If it were only so simple in Russia....but it is not. So when the Bill Gates-level types in Russia seek to donate, it's not like there are widespread and mature systems in place that allocate to the needy. It is not that it doesn’t happen. It does, but that’s more the exception than the rule. The act of philanthropy involves something more than a simple donation; often it involves creating an organisation itself, or requires a social or economic position.

Industrialist Oleg Deripaska founded the Volnoye Delo charity, one of the largest non-profit organisations in Russia. Yet Deripaska is a unique case of being well-connected on the one hand, but sufficiently independent and removed from political jockeying on the other. He also has the available organisation, legal team and personal drive to get on with it, be that putting some heft into the fight against the pandemic by financing the construction of hospitals and testing labs, supporting educational programmes, building schools or saving dogs.

Likewise, oil baron Vagit Alekperov has also had success funding initiatives outside the normal purview of the government. His “Our Future” initiative supports social entrepreneurship. There are other examples.

Oleg Tinkov, founder of the widely successful online bank Tinkoff, has even stepped back from business and switched focus to his blood cancer foundation. Tinkov’s foundation plans to work with centres for bone marrow transplants, something he himself underwent following a leukaemia diagnosis in 2019.

This may be one reason why “giving” in the mainstream sense of the word is spinning its wheels in the world’s largest nation. The World Giving Index, published by the Charities Aid Foundation, includes at the top of its list the likely countries such as the United States or Australia. It also includes surprisingly high finishers like Myanmar or Sri Lanka, where Theravada Buddhist traditions have culturally ingrained widespread charity as a norm. Russia was low on the list and former communist rival China also trails the pack.

The second issue is that the act of philanthropy can be a political minefield in Russia.
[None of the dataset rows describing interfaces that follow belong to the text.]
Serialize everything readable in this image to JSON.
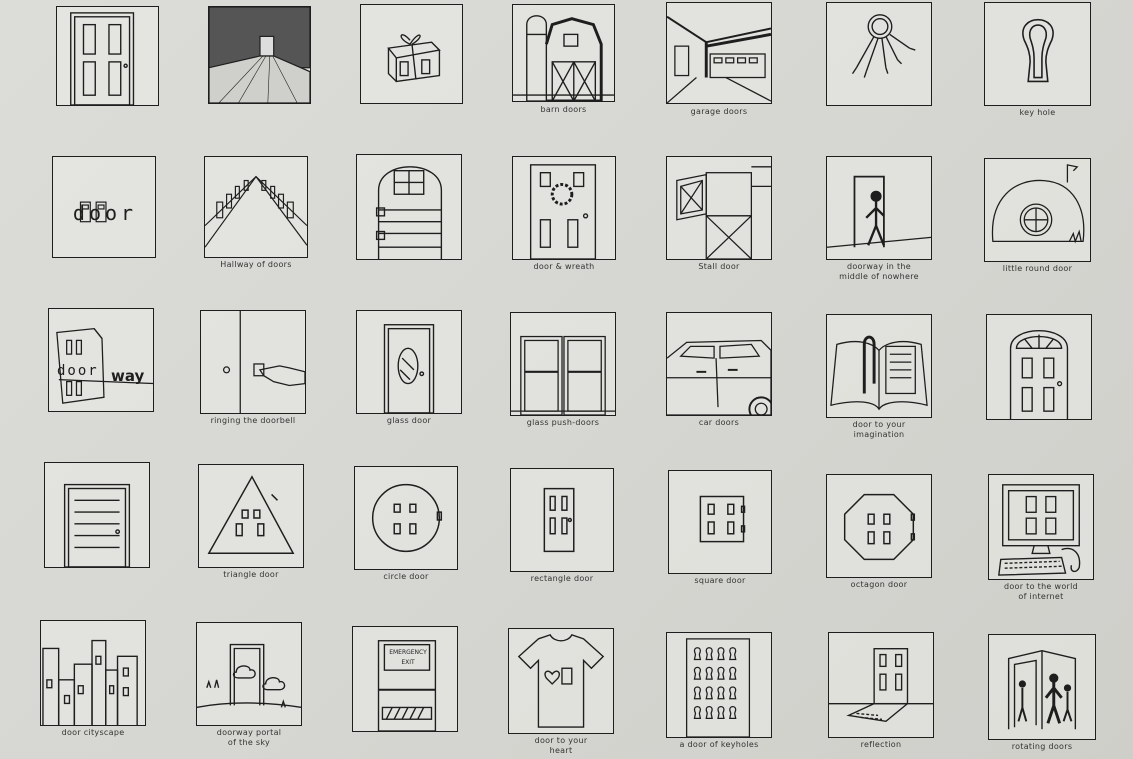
{
  "sheet": {
    "captions": {
      "barn_doors": "barn doors",
      "garage_doors": "garage doors",
      "key_hole": "key hole",
      "hallway_of_doors": "Hallway of doors",
      "door_wreath": "door & wreath",
      "stall_door": "Stall door",
      "doorway_middle": "doorway in the\nmiddle of nowhere",
      "little_round_door": "little round door",
      "ringing_doorbell": "ringing the doorbell",
      "glass_door": "glass door",
      "glass_push_doors": "glass push-doors",
      "car_doors": "car doors",
      "door_imagination": "door to your\nimagination",
      "triangle_door": "triangle door",
      "circle_door": "circle door",
      "rectangle_door": "rectangle door",
      "square_door": "square door",
      "octagon_door": "octagon door",
      "door_internet": "door to the world\nof internet",
      "door_cityscape": "door cityscape",
      "doorway_portal": "doorway portal\nof the sky",
      "door_to_your_heart": "door to your\nheart",
      "door_of_keyholes": "a door of keyholes",
      "reflection": "reflection",
      "rotating_doors": "rotating doors"
    },
    "sketch_text": {
      "door_word": "door",
      "door_prefix": "door",
      "way_suffix": "way",
      "emergency_line1": "EMERGENCY",
      "emergency_line2": "EXIT"
    }
  }
}
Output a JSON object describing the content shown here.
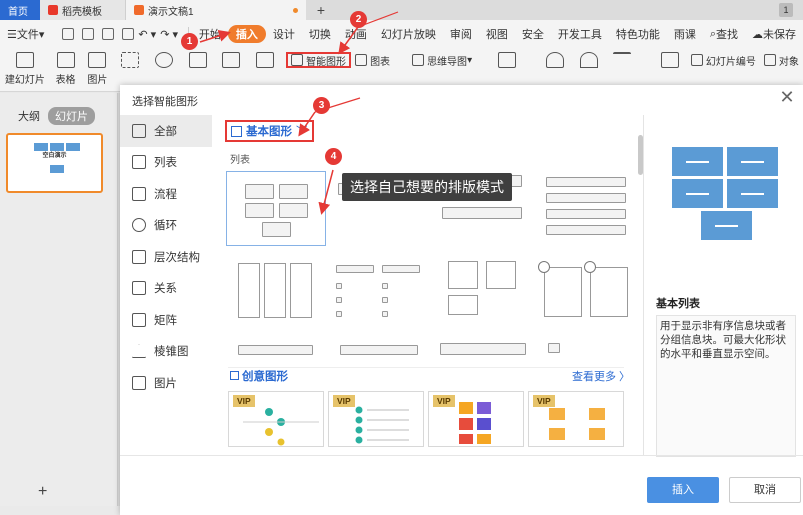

New organisations, or those outside corporate-political channels, are viewed with suspicion. Local and regional leadership can see competition in independent organisations providing services that they consider their own turf. They only see potential complications. Restrictions on foreign agents and non-governmental organisations amid spats with the West create unintended obstacles. Good intentions get lost in a labyrinth of bureaucracy, which has never been lacking in Russia either.

For example, last month 50 charitable organisations, including the Hospice Charity Fund Vera which helps the terminally ill and Podari Zhizn, or Give Life, which helps children with cancer, sent a letter to the government asking that “foreign agent” restrictions related to funding sources be eased, according to a report from RTVI. Non-government organisations that have nothing to do with politics can be hit with the same restrictions as those that do.

A general lack of transparency is also damaging. The nation misses on significant swathes of giving from middle class and upper middle class money, which is no doubt available, and can be deployed for social good. This instrument is within reach.

Yet the culture itself and people’s trust in organisations' efficiency cannot not decreed by government. There is no legislative lever. Organisations can only form and function from concerned people themselves, who wish to gain larger scale and results for their efforts. One organisation, Need Help, has sought RUB1 donations, while others like Ruben Vardanyan’s Phil In or Friends Foundation enhance organisations' reporting systems and make the charity infrastructure more professional in line with the best practice standards. These initiatives help to stimulate participation and create a culture of trust.

Rome was not built in a day. Russia will get there. It has no lack of courageous, persistent people who do seek to help others and do it professionally. But it might help if it required a little less courage and persistence.